The 2021 dental salary survey conducted by DentalPost in partnership with RDH magazine found that many dental hygienists are unhappy with their compensation. Notably, even though a majority (59%) reported receiving a pay raise in the last two years, many were dissatisfied with those raises. Others (32%) expressed disappointment in not getting a bonus. So it’s no surprise that 35% indicated they’ll be looking for a job.1 With the Bureau of Labor Statistics indicating that there are more than 200,000 dental hygienists in the US, this means there could be more than 70,000 hygienists looking for a job this year.2
If you’re one of those 70,000, how will you stand out? Whether you have given conscious thought to this or not, you’re a brand, and your brand never sleeps—every action you take from the moment you start your search, even putting out those first initial “feelers,” communicates something about you as a brand. This is true regardless of the size of your area or the type of position you’re looking for.
Over the last several years, I’ve received thousands of emails and resumesrésumés about positions and conducted hundreds of interviews. The missteps that people made tended to fall into five general categories. The good news? All are easily corrected and can help you have better interviewing success.
- Social media. When I say the brand never sleeps, it’s because what you do and say on social media can have lasting, unintended consequences. Be mindful about what you say in posts and how you respond to colleagues. Being rude or snarky does not paint you as the ideal coworker. Other red flags include complaining about patients, doctors, and colleagues. If you’ve gotten into this habit, it’s not too late to change course and delete such content (and refrain from those kinds of posts in the future). Most employers won’t do a deep dive, but many will look up your accounts and most recent history.
- The résumé. Most of the résumés I receive have a laundry list of dental hygiene clinical skills and work history. What this does for me is confirm that you really are an RDH, but it does nothing to tell me why you’re the one for the job. What’s compelling is action—for example, what did you improve or change at work? Did you implement the new AAP classification system or improve aerosol capturing methods? What do you do outside the office that makes you a better employee? Are you a leader in the local dental hygiene community or other organizations? Your résumé should highlight you and point out what’s interesting.
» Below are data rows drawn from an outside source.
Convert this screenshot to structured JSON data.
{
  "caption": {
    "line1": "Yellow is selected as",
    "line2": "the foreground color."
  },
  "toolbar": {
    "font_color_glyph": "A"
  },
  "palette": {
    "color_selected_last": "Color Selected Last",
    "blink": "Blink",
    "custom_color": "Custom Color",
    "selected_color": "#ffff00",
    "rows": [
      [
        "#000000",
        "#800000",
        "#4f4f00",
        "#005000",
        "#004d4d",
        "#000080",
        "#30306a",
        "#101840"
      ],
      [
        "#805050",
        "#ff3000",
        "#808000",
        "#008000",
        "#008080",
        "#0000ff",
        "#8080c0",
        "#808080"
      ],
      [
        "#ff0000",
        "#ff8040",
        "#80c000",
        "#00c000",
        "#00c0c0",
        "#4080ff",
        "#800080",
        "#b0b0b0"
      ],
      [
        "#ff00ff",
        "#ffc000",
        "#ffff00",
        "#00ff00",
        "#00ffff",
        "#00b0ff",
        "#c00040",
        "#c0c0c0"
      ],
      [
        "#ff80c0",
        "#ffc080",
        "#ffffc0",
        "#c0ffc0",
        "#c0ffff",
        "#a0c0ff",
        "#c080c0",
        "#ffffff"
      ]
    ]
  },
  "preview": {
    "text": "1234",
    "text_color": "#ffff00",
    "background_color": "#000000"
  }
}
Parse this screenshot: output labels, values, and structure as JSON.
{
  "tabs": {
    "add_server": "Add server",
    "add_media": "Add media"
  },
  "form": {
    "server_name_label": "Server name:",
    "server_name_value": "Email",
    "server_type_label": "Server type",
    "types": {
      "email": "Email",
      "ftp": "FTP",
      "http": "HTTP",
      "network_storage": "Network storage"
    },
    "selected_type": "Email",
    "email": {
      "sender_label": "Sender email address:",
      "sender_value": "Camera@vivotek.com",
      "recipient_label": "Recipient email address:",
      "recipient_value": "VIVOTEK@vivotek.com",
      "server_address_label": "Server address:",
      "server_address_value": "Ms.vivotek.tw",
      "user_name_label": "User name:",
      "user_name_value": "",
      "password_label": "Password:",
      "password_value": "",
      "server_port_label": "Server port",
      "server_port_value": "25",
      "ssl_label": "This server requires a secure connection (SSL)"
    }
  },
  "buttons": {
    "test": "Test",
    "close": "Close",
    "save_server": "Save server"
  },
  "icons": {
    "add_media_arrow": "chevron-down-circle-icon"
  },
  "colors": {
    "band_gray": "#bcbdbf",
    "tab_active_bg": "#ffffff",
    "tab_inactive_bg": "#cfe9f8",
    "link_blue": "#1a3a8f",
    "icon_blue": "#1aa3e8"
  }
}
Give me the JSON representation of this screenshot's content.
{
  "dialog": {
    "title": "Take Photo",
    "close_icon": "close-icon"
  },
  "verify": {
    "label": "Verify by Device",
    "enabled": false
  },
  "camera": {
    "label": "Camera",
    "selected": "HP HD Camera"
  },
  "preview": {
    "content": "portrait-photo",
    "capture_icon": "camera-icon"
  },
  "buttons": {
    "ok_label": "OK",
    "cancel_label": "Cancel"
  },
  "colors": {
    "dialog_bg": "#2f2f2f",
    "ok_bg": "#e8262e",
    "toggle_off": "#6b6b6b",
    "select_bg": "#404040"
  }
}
- The cover letter. Writing a cover letter can seem like a daunting task, and many people don’t do it—but it’s a step you shouldn’t overlook. These days, you don’t have to write a formal letter. A well-crafted email summarizing who you are and why you feel you’re a good fit for the position is all you need to do. Use the job listing as your guide. Did they mention certain skills or experience? Perhaps a periodontal practice wants someone with that particular experience. Don’t wait for them to look at your résumé and figure it out—highlight it in your email. One of the best emails I ever received was from a candidate who cleverly and succinctly mentioned every aspect I was looking for in my job post. Did they get an interview? Absolutely.
- The interview. There are two things that get my attention during an interview. One is learning that the candidate visited our webpage. Surprisingly, only about 50% of the people I interview have done this easy task. When a candidate researches our webpage and company, it indicates that they have initiative and genuine interest in our business. The second is when a candidate asks good questions. It’s impressive when someone asks questions like “what does success in the position looks like?” You might not think you need to ask this in a clinical setting, but I think you should. The answer will most likely tell you a lot about the office. Another great question is “what do you need the most help with?” It’s easy to talk about what we can do for an employer, but knowing what they need most gives you the opportunity to craft your answer to align with their needs.
- The follow-up thank-you. Would you be surprised to learn that only about 25% of people I interview send a follow-up thank-you? When I do get a thank-you, it stands out. It doesn’t have to be handwritten on personalized stationery. An email is just fine. What’s most important is that you do take the time to do it. You should also include a sentence or two that confirms your interest in the position and the reason you feel you’re a good fit for the position.
Whether you want a clinical job with the best dentist in town or a transition to teaching, public health, or corporate, you want to stand out. Awareness of your social media activities and crafting a great résumé and cover letter can help you score the interview—and then researching the company, asking great questions, and sending a follow-up thank-you note give you the best chances of securing a new position.
1. 2021 Dental Salary Survey: How do you compare? DentalPost. Accessed February 15, 2021. https://www.dentalpost.net/salary-survey/#dental-hygienist
2. Bureau of Labor Statistics, U.S. Department of Labor. Occupational Outlook Handbook, dental hygienists. Accessed February 15, 2021. https://www.bls.gov/ooh/healthcare/dental-hygienists.htm
Carol Jahn, MS, RDH, is the director of professional relations and education for Waterpik, where she designs multimedia educational programs for dental professionals. She provides continuing education programs in the areas of periodontics and patient compliance. She may be reached at [email protected].